• **TASK TO CARRY OUT**
While reading through the material below, copy each line that holds the word "Screen".

• **SOURCE DATA**
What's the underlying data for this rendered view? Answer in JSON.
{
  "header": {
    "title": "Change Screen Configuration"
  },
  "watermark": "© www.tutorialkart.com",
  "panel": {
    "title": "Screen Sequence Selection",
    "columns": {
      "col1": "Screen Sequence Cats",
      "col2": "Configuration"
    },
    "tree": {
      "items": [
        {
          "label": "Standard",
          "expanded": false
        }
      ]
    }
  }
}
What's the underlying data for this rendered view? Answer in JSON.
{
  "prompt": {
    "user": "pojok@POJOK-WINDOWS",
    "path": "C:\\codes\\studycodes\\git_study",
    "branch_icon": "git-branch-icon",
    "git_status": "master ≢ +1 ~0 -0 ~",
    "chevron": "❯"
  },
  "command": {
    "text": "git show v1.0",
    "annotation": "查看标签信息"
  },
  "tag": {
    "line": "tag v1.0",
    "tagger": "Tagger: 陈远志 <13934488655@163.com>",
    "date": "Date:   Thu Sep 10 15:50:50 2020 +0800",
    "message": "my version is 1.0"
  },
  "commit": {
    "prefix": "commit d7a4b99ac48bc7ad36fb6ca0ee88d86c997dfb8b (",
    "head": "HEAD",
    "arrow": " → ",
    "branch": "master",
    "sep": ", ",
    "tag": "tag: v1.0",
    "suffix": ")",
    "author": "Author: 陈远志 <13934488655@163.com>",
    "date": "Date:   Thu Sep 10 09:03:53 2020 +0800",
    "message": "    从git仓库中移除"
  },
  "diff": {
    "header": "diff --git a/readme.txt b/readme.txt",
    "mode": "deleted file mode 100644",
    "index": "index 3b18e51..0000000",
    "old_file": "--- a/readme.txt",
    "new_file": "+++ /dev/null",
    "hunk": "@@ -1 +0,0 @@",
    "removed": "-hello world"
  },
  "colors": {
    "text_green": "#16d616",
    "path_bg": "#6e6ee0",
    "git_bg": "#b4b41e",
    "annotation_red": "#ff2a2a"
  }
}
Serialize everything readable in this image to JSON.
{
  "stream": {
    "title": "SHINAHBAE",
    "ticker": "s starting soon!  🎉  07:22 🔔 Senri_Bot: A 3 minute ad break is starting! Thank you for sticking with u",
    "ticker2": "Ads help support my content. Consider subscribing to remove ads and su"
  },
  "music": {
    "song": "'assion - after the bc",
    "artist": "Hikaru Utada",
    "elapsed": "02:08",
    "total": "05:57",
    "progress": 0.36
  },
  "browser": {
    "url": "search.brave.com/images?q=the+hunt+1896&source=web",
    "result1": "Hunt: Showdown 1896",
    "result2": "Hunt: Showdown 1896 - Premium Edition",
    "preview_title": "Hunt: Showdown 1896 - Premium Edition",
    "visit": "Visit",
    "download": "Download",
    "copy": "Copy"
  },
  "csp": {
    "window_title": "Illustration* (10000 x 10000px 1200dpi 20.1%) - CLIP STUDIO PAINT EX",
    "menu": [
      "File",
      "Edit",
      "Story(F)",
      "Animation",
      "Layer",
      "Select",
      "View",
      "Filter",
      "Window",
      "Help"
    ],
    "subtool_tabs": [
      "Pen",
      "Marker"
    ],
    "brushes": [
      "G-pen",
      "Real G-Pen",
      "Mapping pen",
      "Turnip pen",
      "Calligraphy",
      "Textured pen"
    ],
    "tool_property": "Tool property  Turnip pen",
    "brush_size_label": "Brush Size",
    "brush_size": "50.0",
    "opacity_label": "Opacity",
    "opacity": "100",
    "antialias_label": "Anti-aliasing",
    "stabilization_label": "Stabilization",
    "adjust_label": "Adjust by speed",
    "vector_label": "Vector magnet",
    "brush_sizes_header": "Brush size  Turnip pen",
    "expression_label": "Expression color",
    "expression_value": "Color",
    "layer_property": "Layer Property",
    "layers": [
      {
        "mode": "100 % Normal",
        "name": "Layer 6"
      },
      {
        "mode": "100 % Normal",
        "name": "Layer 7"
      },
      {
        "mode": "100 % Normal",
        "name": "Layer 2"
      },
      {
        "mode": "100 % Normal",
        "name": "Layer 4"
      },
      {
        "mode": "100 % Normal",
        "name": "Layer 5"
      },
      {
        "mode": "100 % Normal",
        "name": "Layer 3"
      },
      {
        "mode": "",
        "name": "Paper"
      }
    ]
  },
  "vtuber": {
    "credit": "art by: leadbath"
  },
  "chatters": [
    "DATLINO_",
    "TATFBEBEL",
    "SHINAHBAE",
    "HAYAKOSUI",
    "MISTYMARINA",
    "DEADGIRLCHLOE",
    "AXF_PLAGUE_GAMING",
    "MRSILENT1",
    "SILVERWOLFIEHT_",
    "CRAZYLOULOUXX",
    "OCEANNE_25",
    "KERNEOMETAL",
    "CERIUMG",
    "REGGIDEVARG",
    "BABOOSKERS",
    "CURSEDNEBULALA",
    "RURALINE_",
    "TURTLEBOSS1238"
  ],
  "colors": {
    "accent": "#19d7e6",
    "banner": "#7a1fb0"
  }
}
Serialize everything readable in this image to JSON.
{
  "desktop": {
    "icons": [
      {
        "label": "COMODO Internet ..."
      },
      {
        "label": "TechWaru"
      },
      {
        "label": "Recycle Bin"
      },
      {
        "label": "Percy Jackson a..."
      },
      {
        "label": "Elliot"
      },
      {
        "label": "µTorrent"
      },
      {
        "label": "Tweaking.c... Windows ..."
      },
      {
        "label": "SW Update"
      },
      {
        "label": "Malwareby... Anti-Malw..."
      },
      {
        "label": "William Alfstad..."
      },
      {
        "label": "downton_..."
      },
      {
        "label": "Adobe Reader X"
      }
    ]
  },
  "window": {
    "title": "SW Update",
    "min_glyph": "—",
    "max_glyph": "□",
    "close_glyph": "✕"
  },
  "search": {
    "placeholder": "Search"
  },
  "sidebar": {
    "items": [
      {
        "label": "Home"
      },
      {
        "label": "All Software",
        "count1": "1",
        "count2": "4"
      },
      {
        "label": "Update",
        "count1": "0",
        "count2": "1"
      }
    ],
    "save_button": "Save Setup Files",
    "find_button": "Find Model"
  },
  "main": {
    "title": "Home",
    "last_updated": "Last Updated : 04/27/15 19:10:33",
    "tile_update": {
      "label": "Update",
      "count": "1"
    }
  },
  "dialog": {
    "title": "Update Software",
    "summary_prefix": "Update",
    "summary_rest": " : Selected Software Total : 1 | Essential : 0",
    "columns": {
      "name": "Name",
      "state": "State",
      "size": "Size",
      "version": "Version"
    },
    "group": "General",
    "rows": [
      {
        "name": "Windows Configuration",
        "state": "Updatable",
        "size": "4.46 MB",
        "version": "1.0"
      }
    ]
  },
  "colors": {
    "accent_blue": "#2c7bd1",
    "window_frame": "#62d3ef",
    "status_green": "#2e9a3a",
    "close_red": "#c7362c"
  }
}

• **TASK ANSWER**
    "title": "Change Screen Configuration"
    "title": "Screen Sequence Selection",
      "col1": "Screen Sequence Cats",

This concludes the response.